Ralph Fiennes as Gareth Mallory is the paradox in the film. His wonderful performance leaves you wondering throughout the movie whether his motives are good or sinister. The audience is left guessing right until the very end, when a hint at the plot for future films is revealed. His charisma and presence were definitely needed to reinvigorate the franchise. Only the likes of Ralph Fiennes can be likable and suspicious all at the same time.
Albert Finney's role in the film can only be referred to as a cameo. His time on screen is far too short, in a part that is quite insignificant to the movies plot. However his on screen charm still remains with you once you leave the cinema.
As for the Bond Girls, Naomie Harris makes a respectable appearance in the movie as Eve, a field agent for MI6. She takes no time at all the leave her mark on James Bond, literally. Once the movie unfolds, you are left with the impression that you will be seeing her in future films. However, you are also left feeling unconvinced about her chemistry with Daniel Craig as James Bond. Conversely, Berenice Marlohe is absolutely captivating from the moment she appears on screen. As Severine her chemistry with Bond is undeniable. She displays all the aloofness, sensuality and vulnerability you would expect in an Ian Fleming story.

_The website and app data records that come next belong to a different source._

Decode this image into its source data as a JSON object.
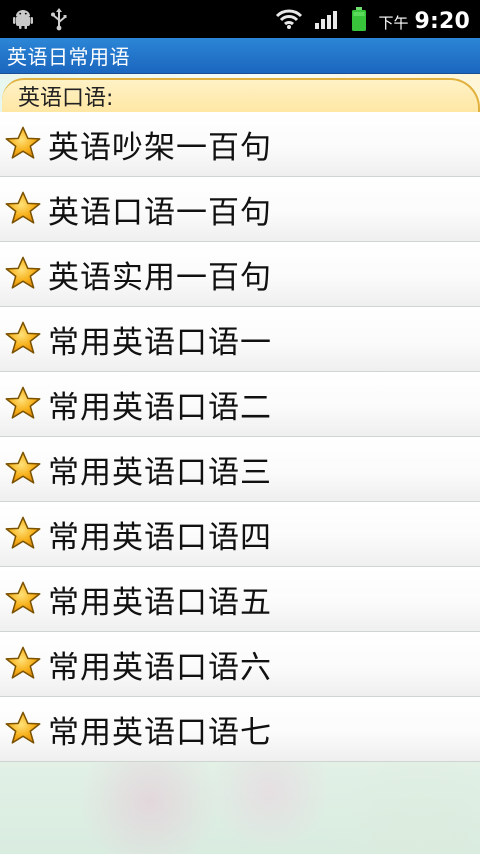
{
  "status_bar": {
    "time_prefix": "下午",
    "time": "9:20",
    "icons": [
      "android-debug-icon",
      "usb-icon",
      "wifi-icon",
      "signal-icon",
      "battery-icon"
    ],
    "battery_color": "#38c43b"
  },
  "app": {
    "title": "英语日常用语",
    "title_bar_color": "#1b66bf"
  },
  "section": {
    "label": "英语口语:",
    "tab_color": "#ffe7a4",
    "tab_border_color": "#e0b13e"
  },
  "list": {
    "items": [
      {
        "label": "英语吵架一百句",
        "icon": "star-icon"
      },
      {
        "label": "英语口语一百句",
        "icon": "star-icon"
      },
      {
        "label": "英语实用一百句",
        "icon": "star-icon"
      },
      {
        "label": "常用英语口语一",
        "icon": "star-icon"
      },
      {
        "label": "常用英语口语二",
        "icon": "star-icon"
      },
      {
        "label": "常用英语口语三",
        "icon": "star-icon"
      },
      {
        "label": "常用英语口语四",
        "icon": "star-icon"
      },
      {
        "label": "常用英语口语五",
        "icon": "star-icon"
      },
      {
        "label": "常用英语口语六",
        "icon": "star-icon"
      },
      {
        "label": "常用英语口语七",
        "icon": "star-icon"
      }
    ],
    "star_color": "#f7a412"
  }
}
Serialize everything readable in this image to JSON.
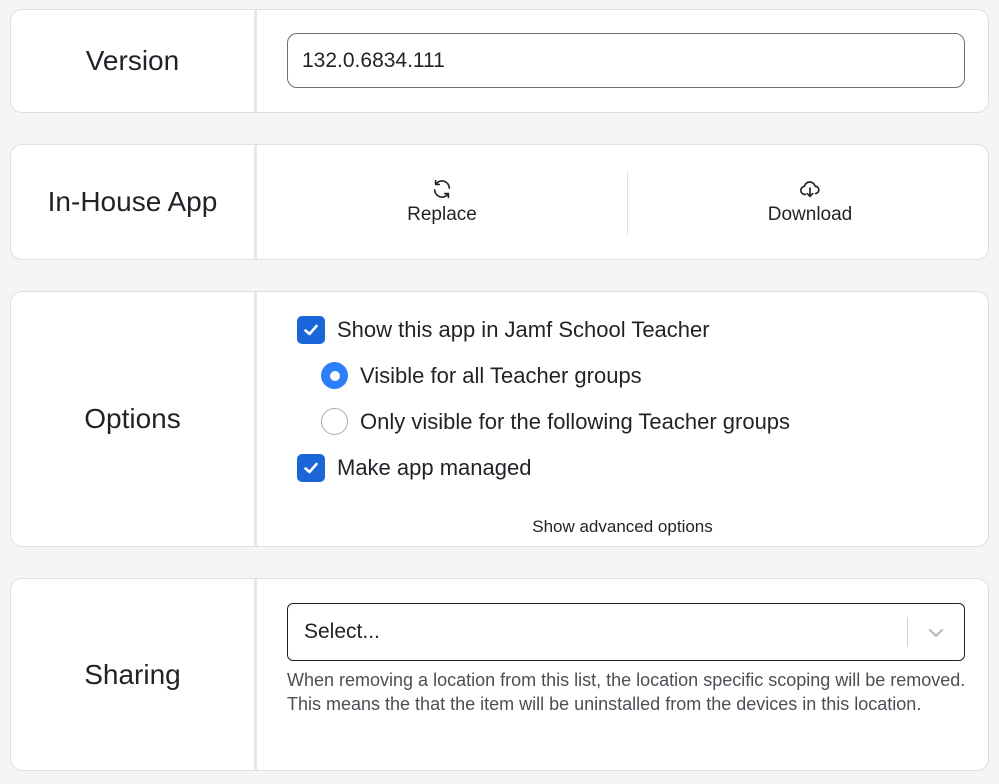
{
  "version": {
    "label": "Version",
    "value": "132.0.6834.111"
  },
  "inhouse": {
    "label": "In-House App",
    "replace_label": "Replace",
    "download_label": "Download"
  },
  "options": {
    "label": "Options",
    "show_in_teacher": "Show this app in Jamf School Teacher",
    "visible_all": "Visible for all Teacher groups",
    "only_visible": "Only visible for the following Teacher groups",
    "make_managed": "Make app managed",
    "advanced": "Show advanced options"
  },
  "sharing": {
    "label": "Sharing",
    "select_placeholder": "Select...",
    "help": "When removing a location from this list, the location specific scoping will be removed. This means the that the item will be uninstalled from the devices in this location."
  },
  "colors": {
    "accent": "#1a66d9",
    "radio_accent": "#2d7ff9",
    "background": "#f4f5f7"
  },
  "icons": {
    "replace": "refresh-icon",
    "download": "cloud-download-icon",
    "check": "check-icon",
    "dropdown": "chevron-down-icon"
  }
}
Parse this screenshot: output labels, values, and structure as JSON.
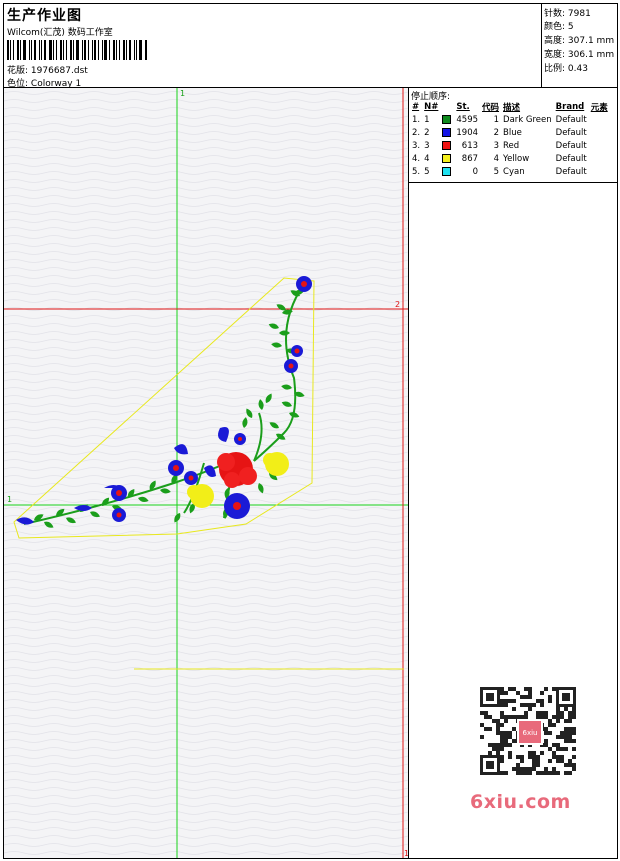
{
  "header": {
    "title": "生产作业图",
    "company": "Wilcom(汇茂) 数码工作室",
    "design_label": "花版:",
    "design_value": "1976687.dst",
    "colorway_label": "色位:",
    "colorway_value": "Colorway 1"
  },
  "info": {
    "stitches_label": "针数:",
    "stitches_value": "7981",
    "colors_label": "颜色:",
    "colors_value": "5",
    "height_label": "高度:",
    "height_value": "307.1 mm",
    "width_label": "宽度:",
    "width_value": "306.1 mm",
    "scale_label": "比例:",
    "scale_value": "0.43"
  },
  "stop_sequence": {
    "title": "停止顺序:",
    "columns": [
      "#",
      "N#",
      "St.",
      "代码",
      "描述",
      "Brand",
      "元素"
    ],
    "rows": [
      {
        "index": "1.",
        "n": "1",
        "color": "#0f8a1e",
        "stitches": "4595",
        "code": "1",
        "description": "Dark Green",
        "brand": "Default"
      },
      {
        "index": "2.",
        "n": "2",
        "color": "#1414e6",
        "stitches": "1904",
        "code": "2",
        "description": "Blue",
        "brand": "Default"
      },
      {
        "index": "3.",
        "n": "3",
        "color": "#f01414",
        "stitches": "613",
        "code": "3",
        "description": "Red",
        "brand": "Default"
      },
      {
        "index": "4.",
        "n": "4",
        "color": "#f5f01e",
        "stitches": "867",
        "code": "4",
        "description": "Yellow",
        "brand": "Default"
      },
      {
        "index": "5.",
        "n": "5",
        "color": "#1ee1f0",
        "stitches": "0",
        "code": "5",
        "description": "Cyan",
        "brand": "Default"
      }
    ]
  },
  "canvas": {
    "guide_labels": {
      "green_top": "1",
      "green_left": "1",
      "red_right": "2",
      "red_bottom": "1"
    },
    "colors": {
      "green_guide": "#19d219",
      "red_guide": "#e01414",
      "outline": "#e8e81e",
      "leaf": "#1b9e1b",
      "petal": "#1a1ad6",
      "center": "#e61414",
      "yellow": "#f2ee18"
    }
  },
  "watermark": {
    "site": "6xiu.com",
    "qr_stamp": "6xiu"
  }
}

Ben Whishaw is intriguing as the new Q. His introduction to the film is incredibly witty and he comes off as quite likeable. However he does lack the charisma and finesse of his predecessors John Cleese and Desmond Llewelyn, who played Q in the vast majority of the Bond films.
To summarise, Skyfall is a more than adequate addition to MGM's James Bond franchise. It has all the thrills and spills you are expecting from a Bond movie. There are humorous moments, breath taking landscapes, jaw dropping stunts and of course all the typical Bond sensuality and excitement. However, rather than an epic celebration of 50 years of James Bond on film, you are left feeling that it is a movie franchise in transition. It is a certainty the Daniel Craig will remain as beloved secret agent for the foreseeable future, although James Bond's world around him is beginning to change.

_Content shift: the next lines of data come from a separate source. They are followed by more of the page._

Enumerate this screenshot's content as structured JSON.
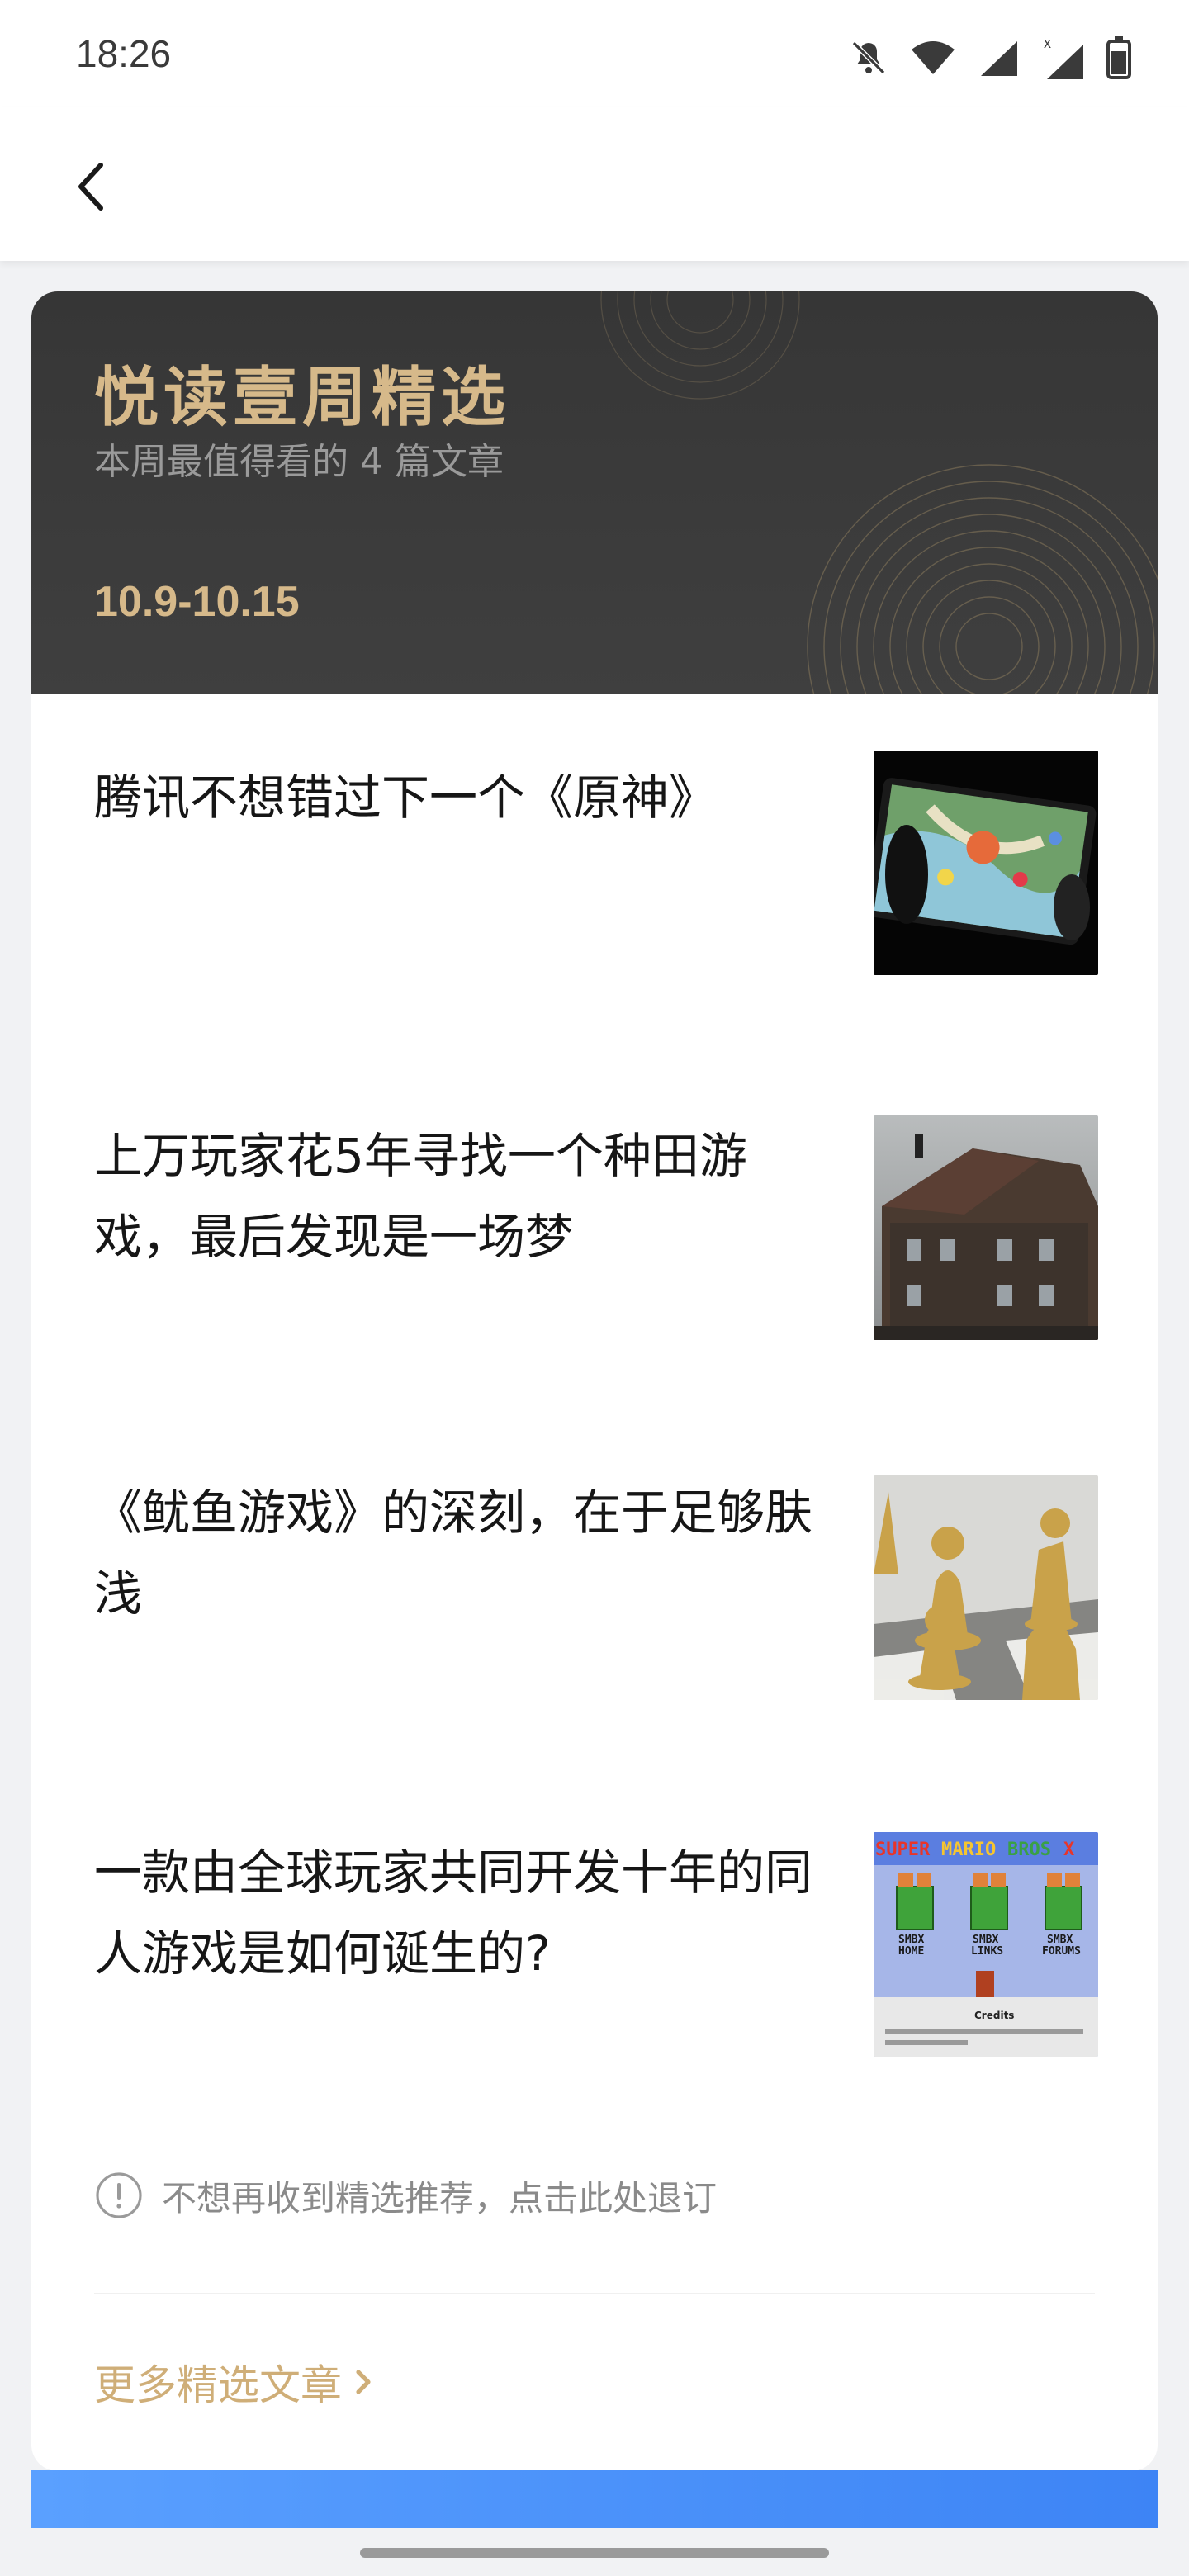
{
  "status_bar": {
    "time": "18:26",
    "icons": [
      "mute-bell-icon",
      "wifi-icon",
      "signal-icon",
      "signal-x-icon",
      "battery-icon"
    ]
  },
  "nav": {
    "back_icon": "chevron-left-icon"
  },
  "header": {
    "title": "悦读壹周精选",
    "subtitle": "本周最值得看的 4 篇文章",
    "date_range": "10.9-10.15"
  },
  "articles": [
    {
      "title": "腾讯不想错过下一个《原神》",
      "thumb": "mobile-game-phone"
    },
    {
      "title": "上万玩家花5年寻找一个种田游戏，最后发现是一场梦",
      "thumb": "old-house"
    },
    {
      "title": "《鱿鱼游戏》的深刻，在于足够肤浅",
      "thumb": "gold-chess"
    },
    {
      "title": "一款由全球玩家共同开发十年的同人游戏是如何诞生的?",
      "thumb": "super-mario-bros-x"
    }
  ],
  "unsubscribe_text": "不想再收到精选推荐，点击此处退订",
  "more_link": "更多精选文章",
  "colors": {
    "gold": "#d6b98a",
    "header_bg": "#3a3a3a",
    "more_link": "#cfae78"
  }
}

If the ending is any indication, it seems inevitable that James Bond will return to his origins in a more stripped back format, as inspired by the original Ian Fleming novels. This could be due to the audience's growing intelligence and hunger for more realism. Although, most likely it is the movie studio's realisation that you can't perfect on the perfection that already exists within the writing of the original Ian Fleming novels. Either way it is a step in the right direction.